Component data from apps and pages
□ □ □ □ □ □ □
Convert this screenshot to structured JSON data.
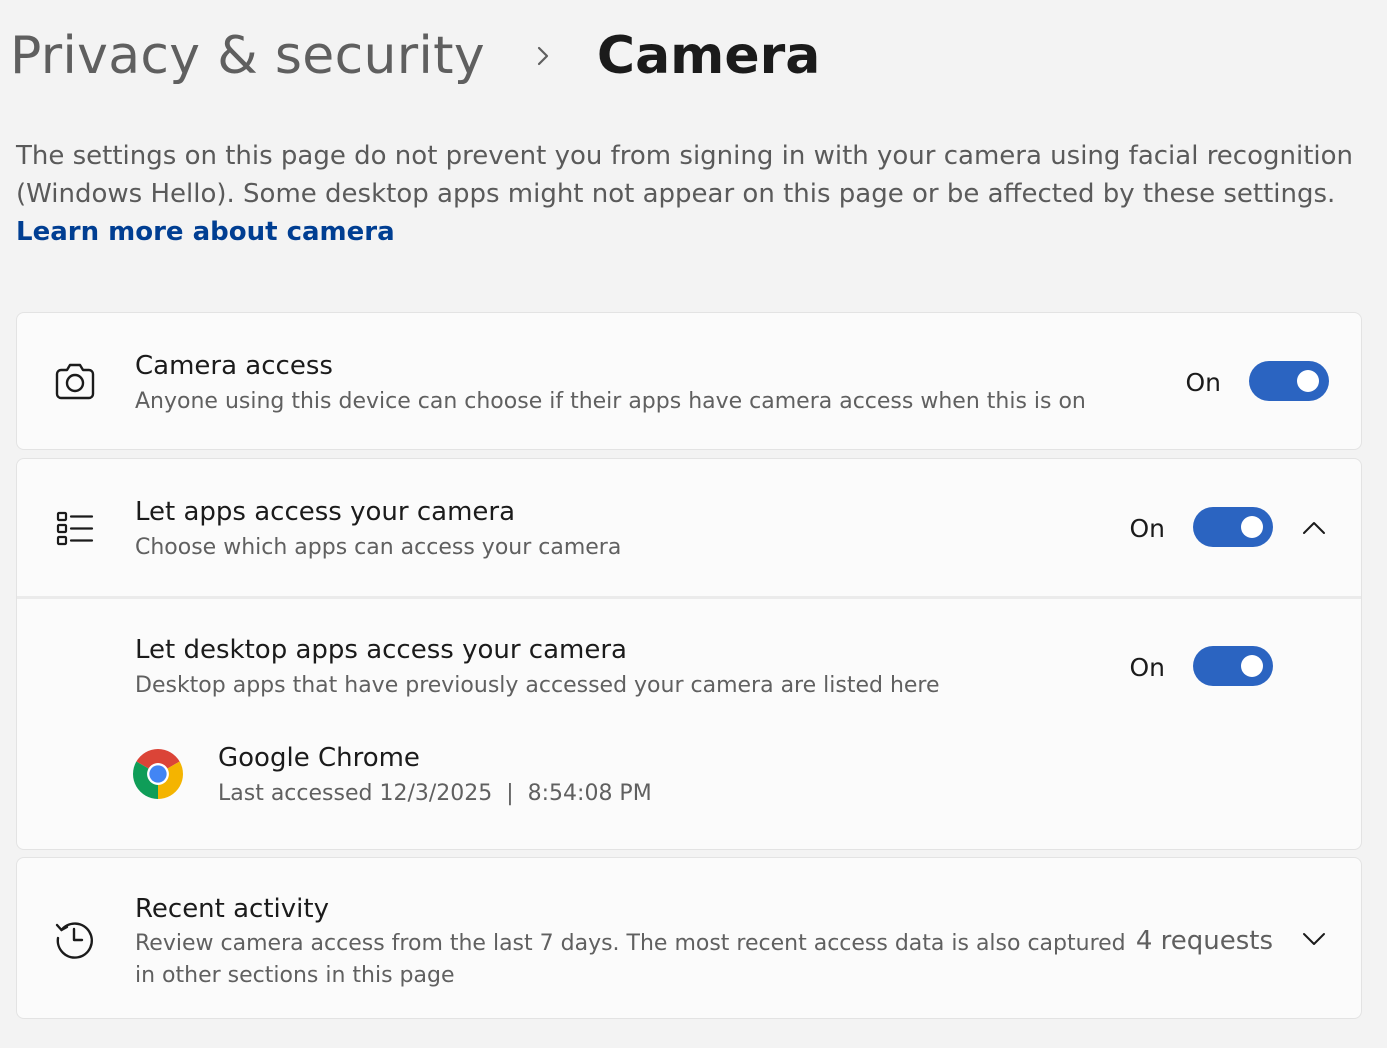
{
  "breadcrumb": {
    "parent": "Privacy & security",
    "current": "Camera"
  },
  "description": {
    "text": "The settings on this page do not prevent you from signing in with your camera using facial recognition (Windows Hello). Some desktop apps might not appear on this page or be affected by these settings.",
    "link_text": "Learn more about camera"
  },
  "camera_access": {
    "title": "Camera access",
    "subtitle": "Anyone using this device can choose if their apps have camera access when this is on",
    "state": "On",
    "enabled": true,
    "icon": "camera-icon"
  },
  "apps_access": {
    "title": "Let apps access your camera",
    "subtitle": "Choose which apps can access your camera",
    "state": "On",
    "enabled": true,
    "icon": "app-list-icon",
    "expanded": true
  },
  "desktop_apps": {
    "title": "Let desktop apps access your camera",
    "subtitle": "Desktop apps that have previously accessed your camera are listed here",
    "state": "On",
    "enabled": true,
    "apps": [
      {
        "name": "Google Chrome",
        "last_accessed": "Last accessed 12/3/2025  |  8:54:08 PM",
        "icon": "chrome-icon"
      }
    ]
  },
  "recent_activity": {
    "title": "Recent activity",
    "subtitle_line1": "Review camera access from the last 7 days. The most recent access data is also captured",
    "subtitle_line2": "in other sections in this page",
    "count": "4 requests",
    "icon": "history-icon"
  },
  "colors": {
    "accent": "#2b64c1",
    "link": "#003e92",
    "background": "#f3f3f3",
    "card": "#fbfbfb"
  }
}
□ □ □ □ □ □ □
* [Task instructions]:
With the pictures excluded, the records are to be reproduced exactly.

* [The completed task]:
Convert this screenshot to structured JSON data.
{
  "breadcrumb": {
    "parent": "Privacy & security",
    "current": "Camera"
  },
  "description": {
    "text": "The settings on this page do not prevent you from signing in with your camera using facial recognition (Windows Hello). Some desktop apps might not appear on this page or be affected by these settings.",
    "link_text": "Learn more about camera"
  },
  "camera_access": {
    "title": "Camera access",
    "subtitle": "Anyone using this device can choose if their apps have camera access when this is on",
    "state": "On",
    "enabled": true,
    "icon": "camera-icon"
  },
  "apps_access": {
    "title": "Let apps access your camera",
    "subtitle": "Choose which apps can access your camera",
    "state": "On",
    "enabled": true,
    "icon": "app-list-icon",
    "expanded": true
  },
  "desktop_apps": {
    "title": "Let desktop apps access your camera",
    "subtitle": "Desktop apps that have previously accessed your camera are listed here",
    "state": "On",
    "enabled": true,
    "apps": [
      {
        "name": "Google Chrome",
        "last_accessed": "Last accessed 12/3/2025  |  8:54:08 PM",
        "icon": "chrome-icon"
      }
    ]
  },
  "recent_activity": {
    "title": "Recent activity",
    "subtitle_line1": "Review camera access from the last 7 days. The most recent access data is also captured",
    "subtitle_line2": "in other sections in this page",
    "count": "4 requests",
    "icon": "history-icon"
  },
  "colors": {
    "accent": "#2b64c1",
    "link": "#003e92",
    "background": "#f3f3f3",
    "card": "#fbfbfb"
  }
}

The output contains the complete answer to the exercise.